Fatigue and pancreatic cancer
Many people with pancreatic cancer have fatigue at some stage during their cancer and treatment.
What is fatigue?
Fatigue is extreme tiredness. It isn’t the same as simply feeling tired. It can be a constant feeling of weariness or it can come on suddenly from one minute to the next, for no apparent reason. You may feel weak, unable to concentrate, or have problems sleeping.
Resting or sleeping may not help, so fatigue can be physically, mentally and emotionally draining. It can limit your ability to do everyday activities and enjoy life.
What causes fatigue?
Fatigue may be caused by the pancreatic cancer, be a result of symptoms caused by the cancer, or be a side effect of treatment.
- Problems with diet and digestion or diabetes can make fatigue worse.
- Symptoms such as pain and being sick, can also make fatigue worse.
- Fatigue can get worse during treatment and go on for several months after treatment finishes, sometimes longer.
- Some medications, such as opioid painkillers, can add to fatigue.
- Depression can be linked to fatigue in people with cancer.
- Any problems sleeping can also make your fatigue worse.
What can I do about fatigue?
Speak to your doctor or nurse if you have fatigue. There are ways to manage it, so don’t assume it’s something you have to put up with. These include keeping a diary of your fatigue, gentle physical activity, and complementary therapy. Read our tips for managing fatigue. There is emotional support available to help you cope with fatigue.

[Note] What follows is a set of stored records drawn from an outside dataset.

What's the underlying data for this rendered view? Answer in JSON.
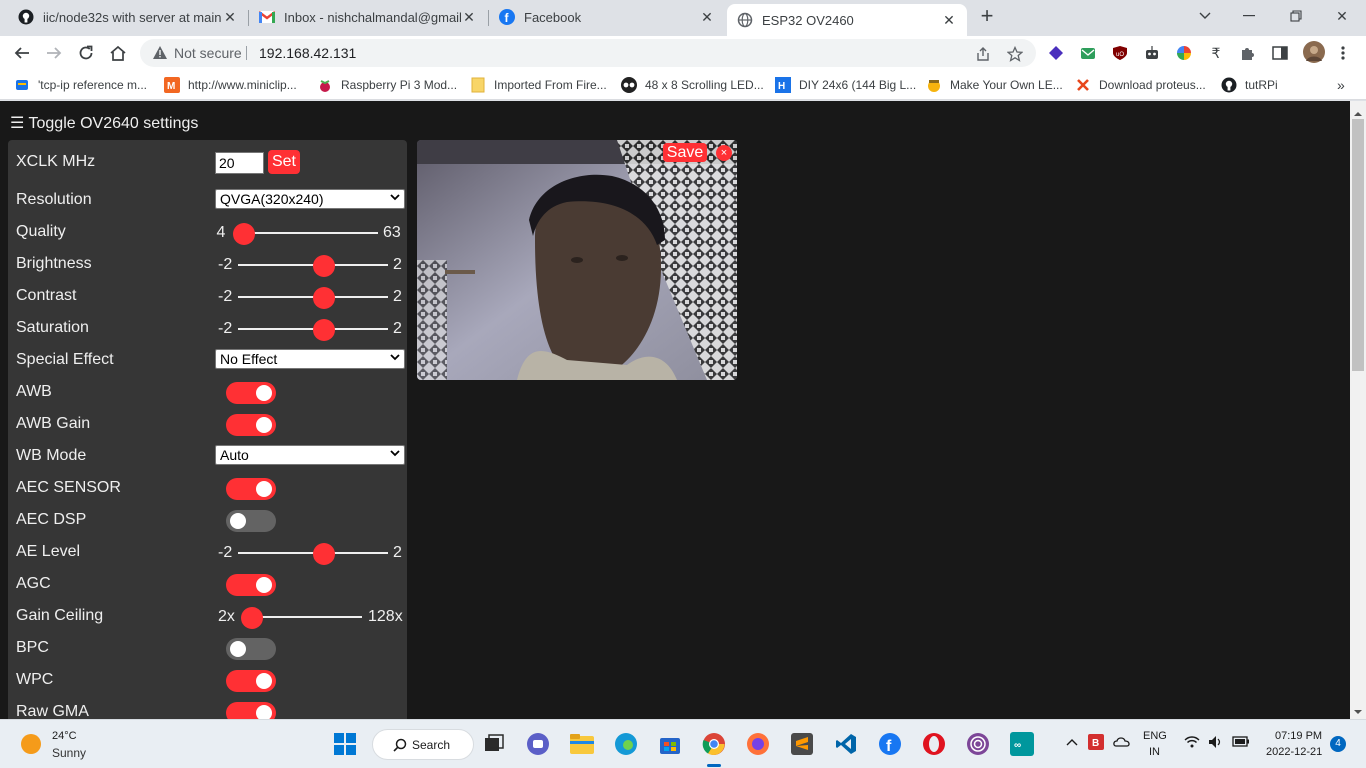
{
  "browser": {
    "tabs": [
      {
        "title": "iic/node32s with server at main ·",
        "favicon": "github-icon",
        "active": false
      },
      {
        "title": "Inbox - nishchalmandal@gmail.co",
        "favicon": "gmail-icon",
        "active": false
      },
      {
        "title": "Facebook",
        "favicon": "facebook-icon",
        "active": false
      },
      {
        "title": "ESP32 OV2460",
        "favicon": "globe-icon",
        "active": true
      }
    ],
    "address": {
      "security": "Not secure",
      "url": "192.168.42.131"
    },
    "bookmarks": [
      {
        "label": "'tcp-ip reference m...",
        "icon": "bookmark-icon"
      },
      {
        "label": "http://www.miniclip...",
        "icon": "miniclip-icon"
      },
      {
        "label": "Raspberry Pi 3 Mod...",
        "icon": "raspberry-icon"
      },
      {
        "label": "Imported From Fire...",
        "icon": "folder-icon"
      },
      {
        "label": "48 x 8 Scrolling LED...",
        "icon": "instructables-icon"
      },
      {
        "label": "DIY 24x6 (144 Big L...",
        "icon": "hackaday-icon"
      },
      {
        "label": "Make Your Own LE...",
        "icon": "maker-icon"
      },
      {
        "label": "Download proteus...",
        "icon": "x-icon"
      },
      {
        "label": "tutRPi",
        "icon": "github-icon"
      }
    ]
  },
  "page": {
    "toggle_label": "☰ Toggle OV2640 settings",
    "xclk": {
      "label": "XCLK MHz",
      "value": "20",
      "button": "Set"
    },
    "resolution": {
      "label": "Resolution",
      "selected": "QVGA(320x240)"
    },
    "quality": {
      "label": "Quality",
      "min": "4",
      "max": "63",
      "value": 4
    },
    "brightness": {
      "label": "Brightness",
      "min": "-2",
      "max": "2",
      "value": 0
    },
    "contrast": {
      "label": "Contrast",
      "min": "-2",
      "max": "2",
      "value": 0
    },
    "saturation": {
      "label": "Saturation",
      "min": "-2",
      "max": "2",
      "value": 0
    },
    "special_effect": {
      "label": "Special Effect",
      "selected": "No Effect"
    },
    "awb": {
      "label": "AWB",
      "on": true
    },
    "awb_gain": {
      "label": "AWB Gain",
      "on": true
    },
    "wb_mode": {
      "label": "WB Mode",
      "selected": "Auto"
    },
    "aec_sensor": {
      "label": "AEC SENSOR",
      "on": true
    },
    "aec_dsp": {
      "label": "AEC DSP",
      "on": false
    },
    "ae_level": {
      "label": "AE Level",
      "min": "-2",
      "max": "2",
      "value": 0
    },
    "agc": {
      "label": "AGC",
      "on": true
    },
    "gain_ceiling": {
      "label": "Gain Ceiling",
      "min": "2x",
      "max": "128x",
      "value": 0
    },
    "bpc": {
      "label": "BPC",
      "on": false
    },
    "wpc": {
      "label": "WPC",
      "on": true
    },
    "raw_gma": {
      "label": "Raw GMA",
      "on": true
    },
    "stream": {
      "save_label": "Save",
      "close_label": "×"
    }
  },
  "taskbar": {
    "weather": {
      "temp": "24°C",
      "condition": "Sunny"
    },
    "search_label": "Search",
    "lang_top": "ENG",
    "lang_bottom": "IN",
    "time": "07:19 PM",
    "date": "2022-12-21",
    "notifications": "4"
  },
  "colors": {
    "accent": "#ff3034",
    "panel": "#363636",
    "page_bg": "#181818"
  }
}
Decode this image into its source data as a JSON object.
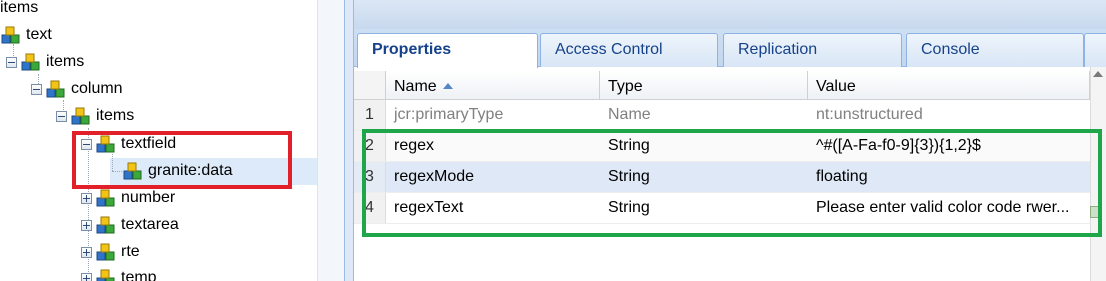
{
  "tree": {
    "root_partial": "items",
    "nodes": [
      {
        "label": "text",
        "expander": "none"
      },
      {
        "label": "items",
        "expander": "minus"
      },
      {
        "label": "column",
        "expander": "minus"
      },
      {
        "label": "items",
        "expander": "minus"
      },
      {
        "label": "textfield",
        "expander": "minus"
      },
      {
        "label": "granite:data",
        "expander": "none",
        "selected": true
      },
      {
        "label": "number",
        "expander": "plus"
      },
      {
        "label": "textarea",
        "expander": "plus"
      },
      {
        "label": "rte",
        "expander": "plus"
      },
      {
        "label": "temp",
        "expander": "plus"
      }
    ],
    "node_icon": "crxde-node-icon"
  },
  "tabs": [
    {
      "label": "Properties",
      "active": true
    },
    {
      "label": "Access Control",
      "active": false
    },
    {
      "label": "Replication",
      "active": false
    },
    {
      "label": "Console",
      "active": false
    }
  ],
  "grid": {
    "headers": {
      "name": "Name",
      "type": "Type",
      "value": "Value"
    },
    "sort_column": "Name",
    "sort_direction": "ascending",
    "rows": [
      {
        "num": "1",
        "name": "jcr:primaryType",
        "type": "Name",
        "value": "nt:unstructured",
        "protected": true
      },
      {
        "num": "2",
        "name": "regex",
        "type": "String",
        "value": "^#([A-Fa-f0-9]{3}){1,2}$"
      },
      {
        "num": "3",
        "name": "regexMode",
        "type": "String",
        "value": "floating",
        "selected": true
      },
      {
        "num": "4",
        "name": "regexText",
        "type": "String",
        "value": "Please enter valid color code rwer..."
      }
    ]
  },
  "annotations": {
    "red_box_color": "#e2202a",
    "green_box_color": "#1fa64a"
  }
}
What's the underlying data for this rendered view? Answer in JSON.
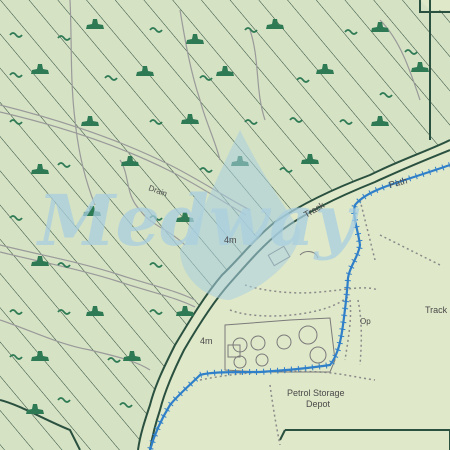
{
  "colors": {
    "land": "#dfe8c9",
    "woodland_hatch": "#2b4a3a",
    "woodland_symbol": "#2e7a55",
    "boundary": "#2f7fc9",
    "road_edge": "#2a5040",
    "track": "#9a9a9a",
    "watermark": "#a9cfe0"
  },
  "icons": {
    "woodland": "coniferous-tree-symbol",
    "scrub": "scrub-tick-symbol"
  },
  "labels": {
    "track_1": "Track",
    "track_2": "Track",
    "path": "Path",
    "spot_height_1": "4m",
    "spot_height_2": "4m",
    "depot_line1": "Petrol Storage",
    "depot_line2": "Depot",
    "drain": "Drain",
    "misc_1": "Op"
  },
  "watermark": "Medway"
}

Family and friends can provide a lot of support, but it can be difficult for them when a loved one has fatigue. There is also support available to help them cope.
“I don’t think people understand the difference between tiredness and fatigue. Tiredness is when you want to sleep but with fatigue you can’t do anything.”

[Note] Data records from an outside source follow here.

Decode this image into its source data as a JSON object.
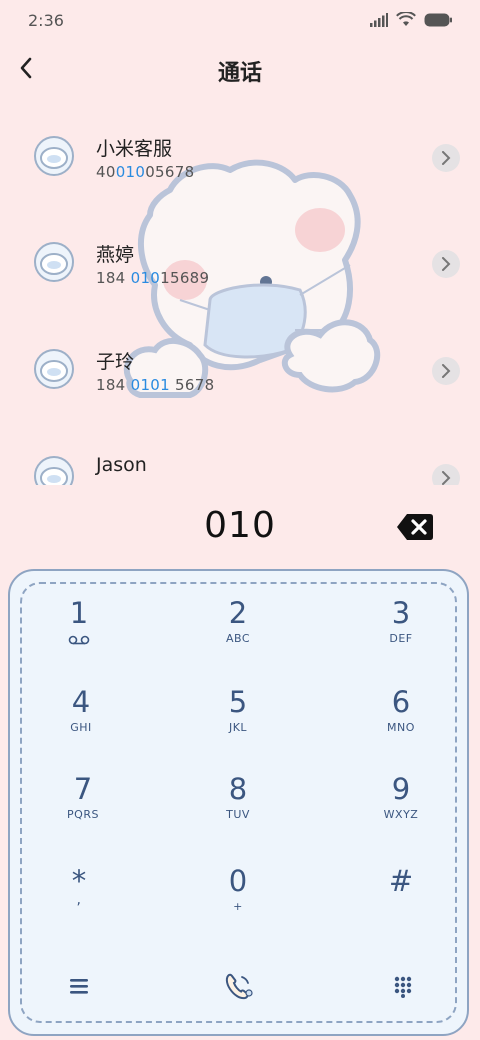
{
  "status_bar": {
    "time": "2:36"
  },
  "header": {
    "title": "通话"
  },
  "contacts": [
    {
      "name": "小米客服",
      "number_pre": "40",
      "number_match": "010",
      "number_post": "05678"
    },
    {
      "name": "燕婷",
      "number_pre": "184 ",
      "number_match": "010",
      "number_post": "15689"
    },
    {
      "name": "子玲",
      "number_pre": "184 ",
      "number_match": "0101",
      "number_post": " 5678"
    },
    {
      "name": "Jason",
      "number_pre": "",
      "number_match": "",
      "number_post": ""
    }
  ],
  "dial_input": {
    "value": "010"
  },
  "keypad": [
    {
      "digit": "1",
      "letters": ""
    },
    {
      "digit": "2",
      "letters": "ABC"
    },
    {
      "digit": "3",
      "letters": "DEF"
    },
    {
      "digit": "4",
      "letters": "GHI"
    },
    {
      "digit": "5",
      "letters": "JKL"
    },
    {
      "digit": "6",
      "letters": "MNO"
    },
    {
      "digit": "7",
      "letters": "PQRS"
    },
    {
      "digit": "8",
      "letters": "TUV"
    },
    {
      "digit": "9",
      "letters": "WXYZ"
    },
    {
      "digit": "*",
      "letters": ","
    },
    {
      "digit": "0",
      "letters": "+"
    },
    {
      "digit": "#",
      "letters": ""
    }
  ],
  "icons": {
    "voicemail": "voicemail-icon",
    "menu": "menu-icon",
    "call": "call-icon",
    "dialpad": "dialpad-icon",
    "delete": "backspace-icon",
    "back": "back-arrow-icon"
  },
  "colors": {
    "accent": "#2a8be0",
    "keypad_text": "#3b5680",
    "background": "#fdeaea"
  }
}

“I’ve had tiredness before, I’ve had sleepless nights with my daughter, but it is a whole different level, a whole different ball game, utterly draining.”
Questions to ask
- What is causing my fatigue?
- Who can help me manage fatigue?
- What can I do myself to help manage fatigue?
- What support is there to help me cope?
Published October 2017
To be reviewed October 2019